Researchers Advance Stretchable Electronics Toward Commercialization
A new study from Carnegie Mellon University may usher in an age of mass-producible stretchable soft electronics (SSEs).
Soft stretchable electronics (SSEs) are a hotbed of research in wearables and health-monitoring technology. One challenge for SSEs, however, has been the inability to develop economic and scalable manufacturing processes for the technology.
This week, researchers from Carnegie Mellon University (CMU) published a paper describing a new method for mass-producing SSEs. In this article, we’ll take a look at the current state of SSEs, its existing challenges, and the new research from CMU.
In this application, battery-less soft sensor patches are applied to a silicon wafer post-fabrication. Image courtesy of Carnegie Mellon University
The Challenges of Soft Stretchable Electronics
There are currently many techniques for developing SSEs, but amongst these, liquid metal (LM) architectures are one of the most promising.
LM-based SSEs generally work by depositing liquid metals onto a flexible electronic substrate, where the LM can either serve as a physical interconnect between microchips or be deposited to form different components such as strain gauges. Compared to other forms of SSEs, LMs are popular because they flow freely inside a channel, exhibit high compliance, and retain their electrical conductivity even under large deformations.
Liquid metals like gallium have many emerging use cases, including soft electronics.
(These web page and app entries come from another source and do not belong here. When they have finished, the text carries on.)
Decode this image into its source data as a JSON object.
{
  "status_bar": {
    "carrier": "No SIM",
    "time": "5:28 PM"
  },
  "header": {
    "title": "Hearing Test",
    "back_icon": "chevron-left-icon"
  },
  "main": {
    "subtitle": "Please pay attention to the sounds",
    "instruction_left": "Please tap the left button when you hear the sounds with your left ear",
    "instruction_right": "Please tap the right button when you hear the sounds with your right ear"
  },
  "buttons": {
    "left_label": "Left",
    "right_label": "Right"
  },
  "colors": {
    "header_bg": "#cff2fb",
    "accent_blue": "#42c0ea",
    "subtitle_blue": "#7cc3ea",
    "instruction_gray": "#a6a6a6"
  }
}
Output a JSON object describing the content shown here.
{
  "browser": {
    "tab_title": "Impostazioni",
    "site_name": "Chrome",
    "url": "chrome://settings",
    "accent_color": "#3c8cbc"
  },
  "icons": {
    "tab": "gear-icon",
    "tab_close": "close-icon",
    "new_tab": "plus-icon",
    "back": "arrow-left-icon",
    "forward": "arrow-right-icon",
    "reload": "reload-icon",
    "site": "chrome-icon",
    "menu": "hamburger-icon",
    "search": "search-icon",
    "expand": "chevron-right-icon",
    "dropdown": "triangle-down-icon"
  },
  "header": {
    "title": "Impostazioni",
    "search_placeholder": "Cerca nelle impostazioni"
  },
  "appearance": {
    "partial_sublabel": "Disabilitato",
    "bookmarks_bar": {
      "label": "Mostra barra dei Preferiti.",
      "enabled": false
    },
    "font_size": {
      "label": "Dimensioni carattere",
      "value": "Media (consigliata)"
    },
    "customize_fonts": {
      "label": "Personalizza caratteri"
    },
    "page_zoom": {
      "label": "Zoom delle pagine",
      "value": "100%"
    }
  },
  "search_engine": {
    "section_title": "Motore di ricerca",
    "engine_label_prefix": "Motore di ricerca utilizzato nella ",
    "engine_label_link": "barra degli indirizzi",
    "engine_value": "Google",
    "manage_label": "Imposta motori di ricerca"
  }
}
Image courtesy of Knowable Magazine
One of the most popular forms of LM is the gallium-based alloy eutectic gallium–indium (EGaIn). EGaIn is particularly popular because of its unique combination of stability, negligible toxicity, and extremely high electrical conductivity (3.4 × 106 S m−1 at 298 K).
Yet, despite EGaIn’s popularity, researchers have yet to devise a way to mass produce the technology. One of the main challenges is that when EGaIn is exposed to air, a gallium-oxide “skin” forms around the LM. This skin makes it difficult to achieve uniformity and continuity in the deposited metal. So far, no one has solved this challenge in a scalable way.
Carnegie Mellon Finds a Way to Mass Produce SSEs
Now, researchers at Carnegie Mellon University have published a new paper that describes a means to commercialize LM-based SSEs.
The new technique combines selective metal alloy wetting and controlled dip coating of EGaIn. The metal-alloy wetting process deposits the liquid metal into the desired circuit layout, while the dip-coating process dissolves the oxide skin that appears when EGaIn is exposed to air without maintaining the selective deposition of the LM.
The proposed fabrication process. Image courtesy of Advanced Materials Technologies
Here, thin copper traces are lithographically patterned onto an elastomer surface as a wetting layer. Dip coating then enables the selective deposition of EGaIn onto the circuit layout. The dip coating is achieved using a custom-built machine that dips the wafers into a bath consisting of aqueous sodium hydroxide (NaOH) solution at the top surface, followed by the EGaIn. The NaOH removes the oxide skin, while the EGaIn is deposited as desired.
Using this technique, the team successfully fabricated EGaIn-based LM devices. The study showed that the researchers could successfully fabricate many LM capacitors with a high level of geometric and electrical reproducibility.
SSEs May Make Their Mark in Wearables
The presented technique can be integrated into the standard microfabrication flow for microelectronics, which means that it may be easily scalable and affordable. The CMU researchers are eyeing applications like wearable technologies and health-monitoring devices that can easily conform to the skin for improved accuracy and performance.